• The problem:
Copy the records word for word, omitting all pictures.

-- Records for the exercise follows --

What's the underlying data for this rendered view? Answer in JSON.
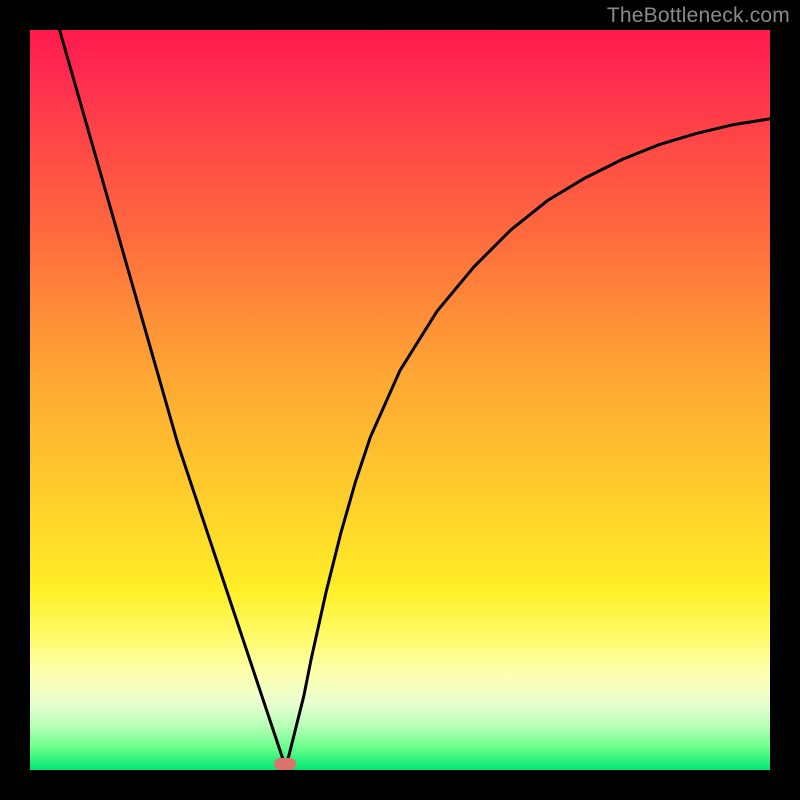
{
  "watermark": "TheBottleneck.com",
  "marker": {
    "color": "#d9736b",
    "x_pct": 34.5,
    "y_pct": 99.2
  },
  "chart_data": {
    "type": "line",
    "title": "",
    "xlabel": "",
    "ylabel": "",
    "xlim": [
      0,
      100
    ],
    "ylim": [
      0,
      100
    ],
    "grid": false,
    "legend": false,
    "background_gradient": {
      "orientation": "vertical",
      "stops": [
        {
          "pos": 0,
          "color": "#ff1a4a"
        },
        {
          "pos": 50,
          "color": "#ffc22e"
        },
        {
          "pos": 80,
          "color": "#ffff80"
        },
        {
          "pos": 100,
          "color": "#00e676"
        }
      ]
    },
    "series": [
      {
        "name": "bottleneck-curve",
        "color": "#000000",
        "x": [
          4,
          6,
          8,
          10,
          12,
          14,
          16,
          18,
          20,
          22,
          24,
          26,
          28,
          30,
          31,
          32,
          33,
          34,
          34.5,
          35,
          36,
          37,
          38,
          40,
          42,
          44,
          46,
          50,
          55,
          60,
          65,
          70,
          75,
          80,
          85,
          90,
          95,
          100
        ],
        "y": [
          100,
          93,
          86,
          79,
          72,
          65,
          58,
          51,
          44,
          38,
          32,
          26,
          20,
          14,
          11,
          8,
          5,
          2,
          0.5,
          2,
          6,
          10,
          15,
          24,
          32,
          39,
          45,
          54,
          62,
          68,
          73,
          77,
          80,
          82.5,
          84.5,
          86,
          87.2,
          88
        ]
      }
    ],
    "annotations": [
      {
        "type": "marker",
        "x": 34.5,
        "y": 0.8,
        "shape": "rounded-pill",
        "color": "#d9736b"
      }
    ]
  }
}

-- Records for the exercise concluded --

• Written answer:
What's the underlying data for this rendered view? Answer in JSON.
{
  "watermark": "TheBottleneck.com",
  "marker": {
    "color": "#d9736b",
    "x_pct": 34.5,
    "y_pct": 99.2
  },
  "chart_data": {
    "type": "line",
    "title": "",
    "xlabel": "",
    "ylabel": "",
    "xlim": [
      0,
      100
    ],
    "ylim": [
      0,
      100
    ],
    "grid": false,
    "legend": false,
    "background_gradient": {
      "orientation": "vertical",
      "stops": [
        {
          "pos": 0,
          "color": "#ff1a4a"
        },
        {
          "pos": 50,
          "color": "#ffc22e"
        },
        {
          "pos": 80,
          "color": "#ffff80"
        },
        {
          "pos": 100,
          "color": "#00e676"
        }
      ]
    },
    "series": [
      {
        "name": "bottleneck-curve",
        "color": "#000000",
        "x": [
          4,
          6,
          8,
          10,
          12,
          14,
          16,
          18,
          20,
          22,
          24,
          26,
          28,
          30,
          31,
          32,
          33,
          34,
          34.5,
          35,
          36,
          37,
          38,
          40,
          42,
          44,
          46,
          50,
          55,
          60,
          65,
          70,
          75,
          80,
          85,
          90,
          95,
          100
        ],
        "y": [
          100,
          93,
          86,
          79,
          72,
          65,
          58,
          51,
          44,
          38,
          32,
          26,
          20,
          14,
          11,
          8,
          5,
          2,
          0.5,
          2,
          6,
          10,
          15,
          24,
          32,
          39,
          45,
          54,
          62,
          68,
          73,
          77,
          80,
          82.5,
          84.5,
          86,
          87.2,
          88
        ]
      }
    ],
    "annotations": [
      {
        "type": "marker",
        "x": 34.5,
        "y": 0.8,
        "shape": "rounded-pill",
        "color": "#d9736b"
      }
    ]
  }
}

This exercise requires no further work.